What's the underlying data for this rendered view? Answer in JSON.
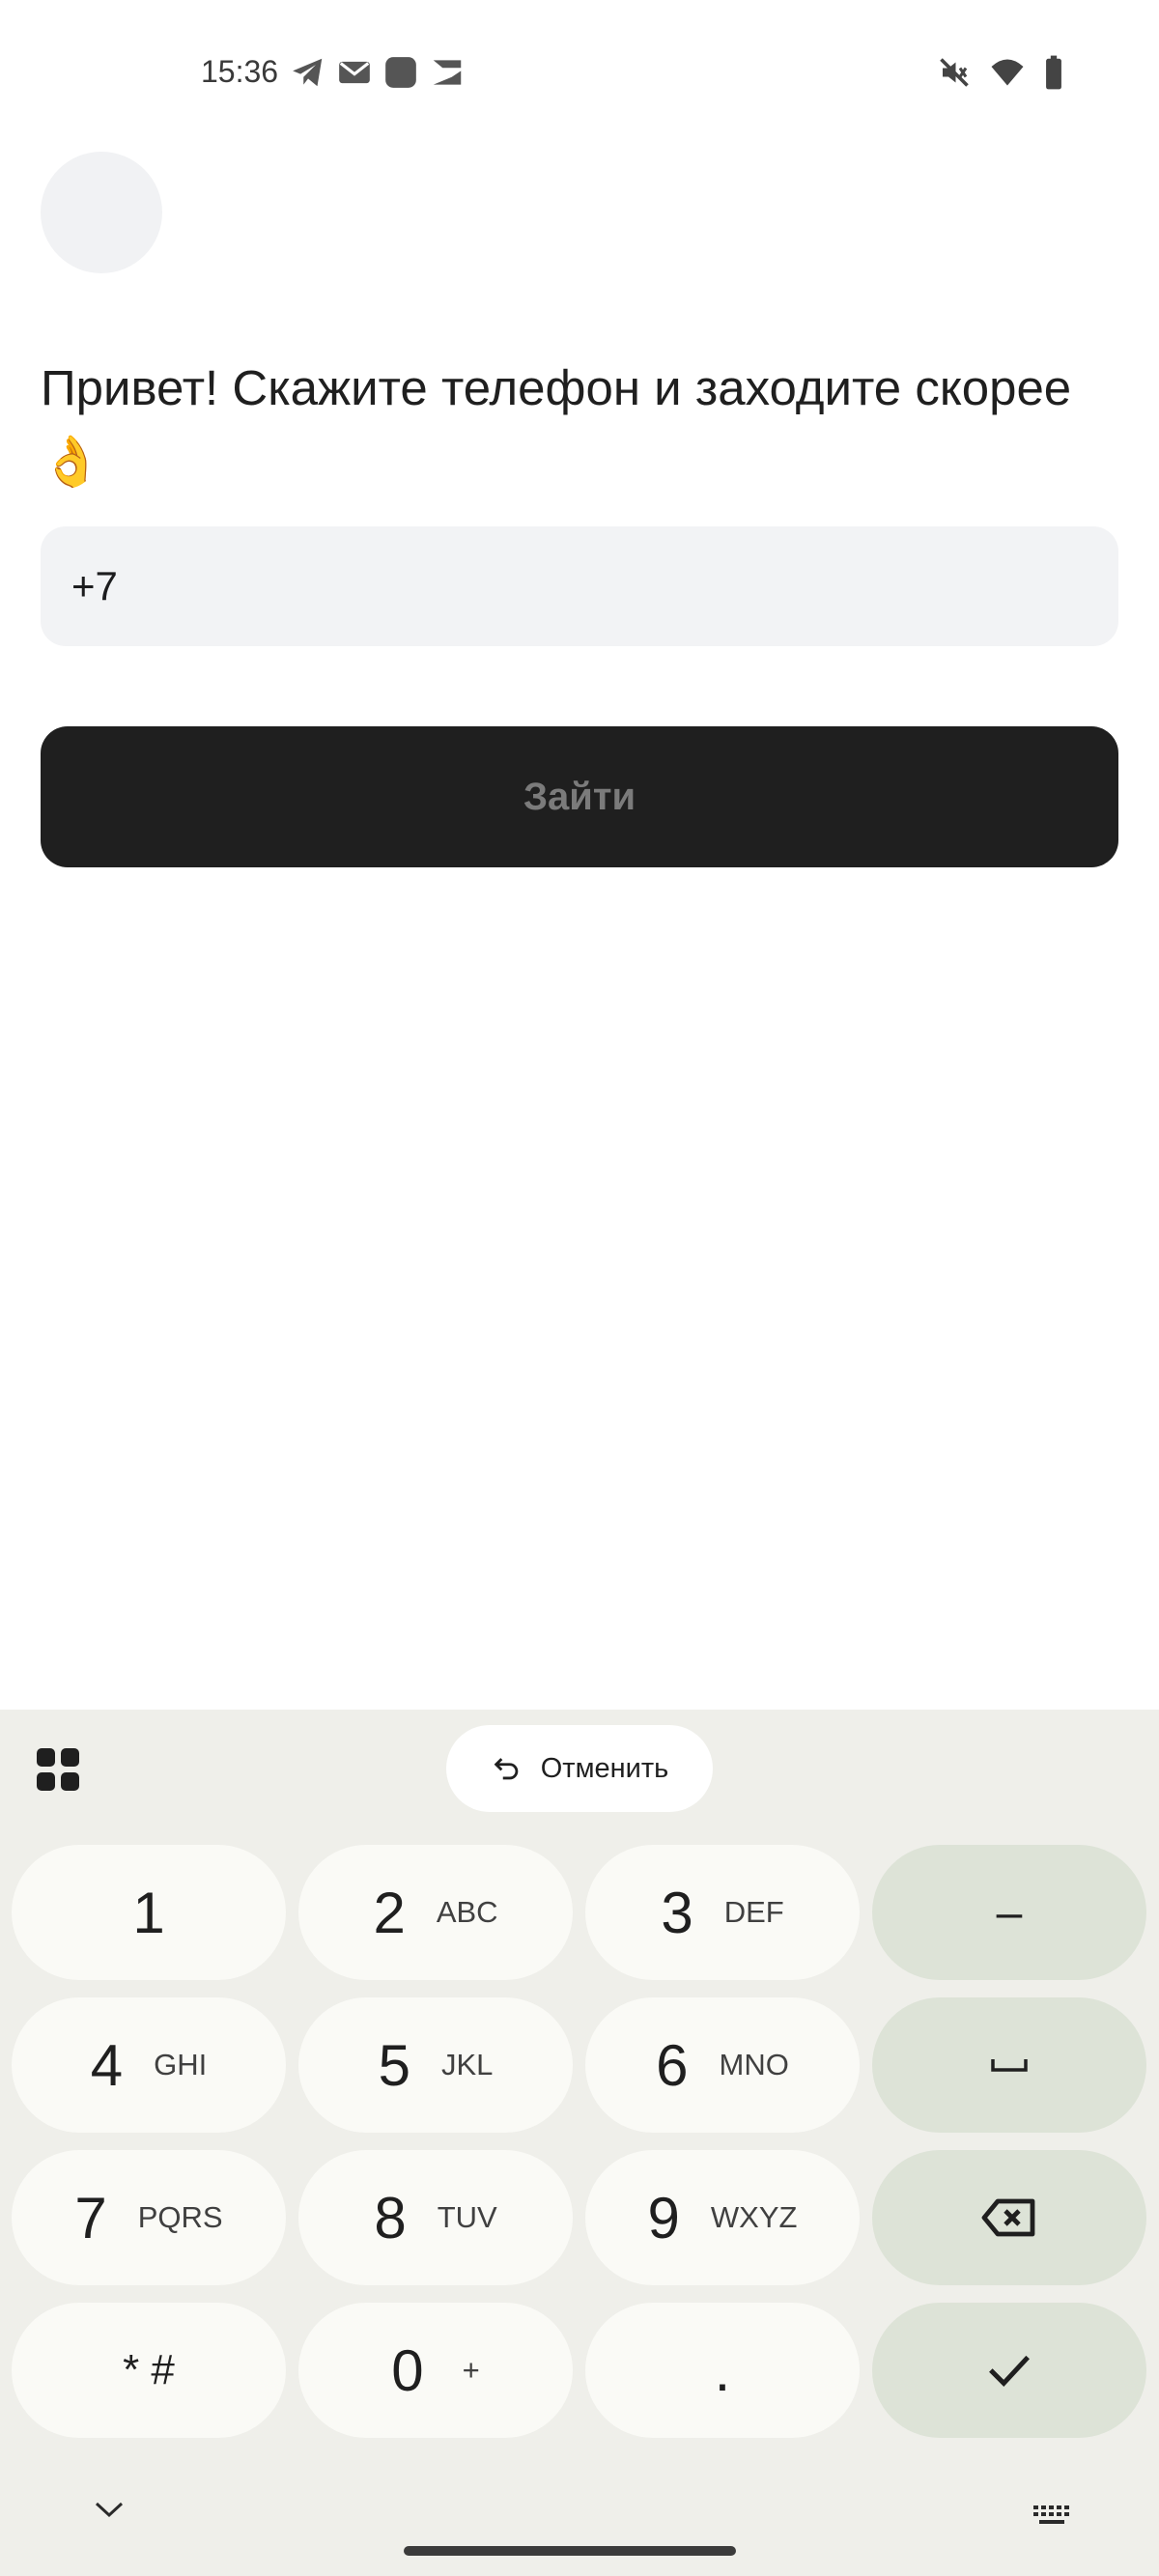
{
  "status_bar": {
    "time": "15:36",
    "notification_icons": [
      "telegram-icon",
      "mail-icon",
      "app-square-icon",
      "app-logo-icon"
    ],
    "system_icons": [
      "mute-icon",
      "wifi-icon",
      "battery-icon"
    ]
  },
  "login": {
    "greeting": "Привет! Скажите телефон и заходите скорее 👌",
    "phone_value": "+7",
    "submit_label": "Зайти"
  },
  "keyboard": {
    "undo_label": "Отменить",
    "keys": [
      {
        "main": "1",
        "sub": ""
      },
      {
        "main": "2",
        "sub": "ABC"
      },
      {
        "main": "3",
        "sub": "DEF"
      },
      {
        "main": "4",
        "sub": "GHI"
      },
      {
        "main": "5",
        "sub": "JKL"
      },
      {
        "main": "6",
        "sub": "MNO"
      },
      {
        "main": "7",
        "sub": "PQRS"
      },
      {
        "main": "8",
        "sub": "TUV"
      },
      {
        "main": "9",
        "sub": "WXYZ"
      },
      {
        "main": "* #",
        "sub": ""
      },
      {
        "main": "0",
        "sub": "+"
      },
      {
        "main": ".",
        "sub": ""
      }
    ],
    "fn_keys": {
      "minus": "–"
    }
  },
  "colors": {
    "button_bg": "#1f1f1f",
    "button_text": "#7b7b7b",
    "field_bg": "#f2f3f5",
    "keyboard_bg": "#efefea",
    "key_bg": "#fafaf6",
    "fn_key_bg": "#dde3d7"
  }
}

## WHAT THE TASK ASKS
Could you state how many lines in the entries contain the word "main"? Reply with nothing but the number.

## ANSWER
12